__Task data__.
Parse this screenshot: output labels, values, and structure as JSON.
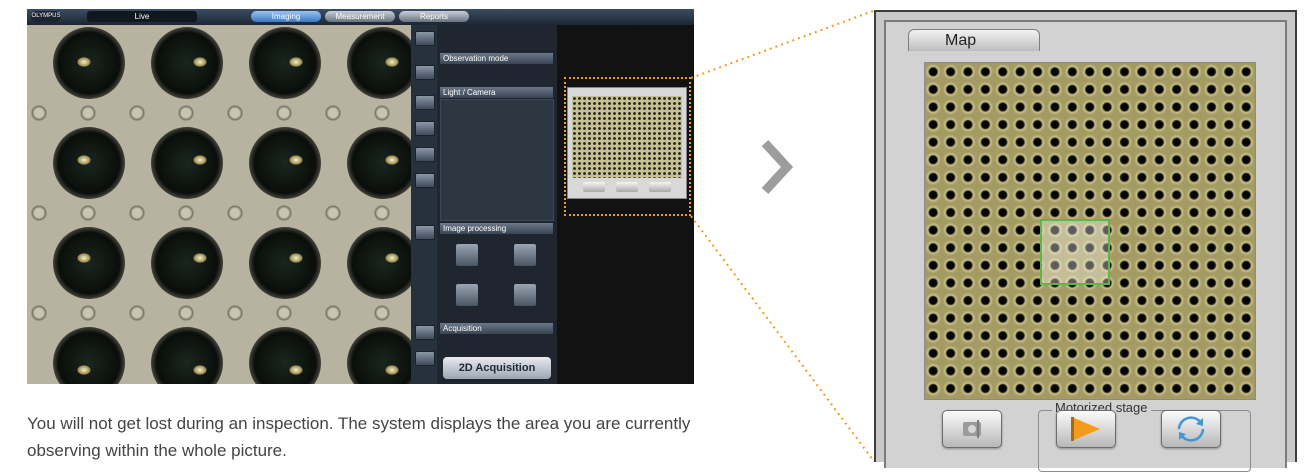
{
  "app": {
    "mode_label": "Live",
    "tabs": [
      "Imaging",
      "Measurement",
      "Reports"
    ]
  },
  "left_panel": {
    "observation_mode": "Observation mode",
    "light_camera": "Light / Camera",
    "image_processing": "Image processing",
    "acquisition": "Acquisition",
    "acquire_button": "2D Acquisition"
  },
  "description": "You will not get lost during an inspection. The system displays the area you are currently observing within the whole picture.",
  "map_panel": {
    "tab_label": "Map",
    "stage_group_label": "Motorized stage",
    "buttons": [
      "camera-button",
      "play-button",
      "refresh-button"
    ]
  },
  "colors": {
    "accent_orange": "#f39a1e",
    "view_box_green": "#63b34b",
    "chevron_gray": "#9d9d9d"
  }
}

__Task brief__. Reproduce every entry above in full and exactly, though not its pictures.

__Solution to the problem__.
Parse this screenshot: output labels, values, and structure as JSON.
{
  "app": {
    "mode_label": "Live",
    "tabs": [
      "Imaging",
      "Measurement",
      "Reports"
    ]
  },
  "left_panel": {
    "observation_mode": "Observation mode",
    "light_camera": "Light / Camera",
    "image_processing": "Image processing",
    "acquisition": "Acquisition",
    "acquire_button": "2D Acquisition"
  },
  "description": "You will not get lost during an inspection. The system displays the area you are currently observing within the whole picture.",
  "map_panel": {
    "tab_label": "Map",
    "stage_group_label": "Motorized stage",
    "buttons": [
      "camera-button",
      "play-button",
      "refresh-button"
    ]
  },
  "colors": {
    "accent_orange": "#f39a1e",
    "view_box_green": "#63b34b",
    "chevron_gray": "#9d9d9d"
  }
}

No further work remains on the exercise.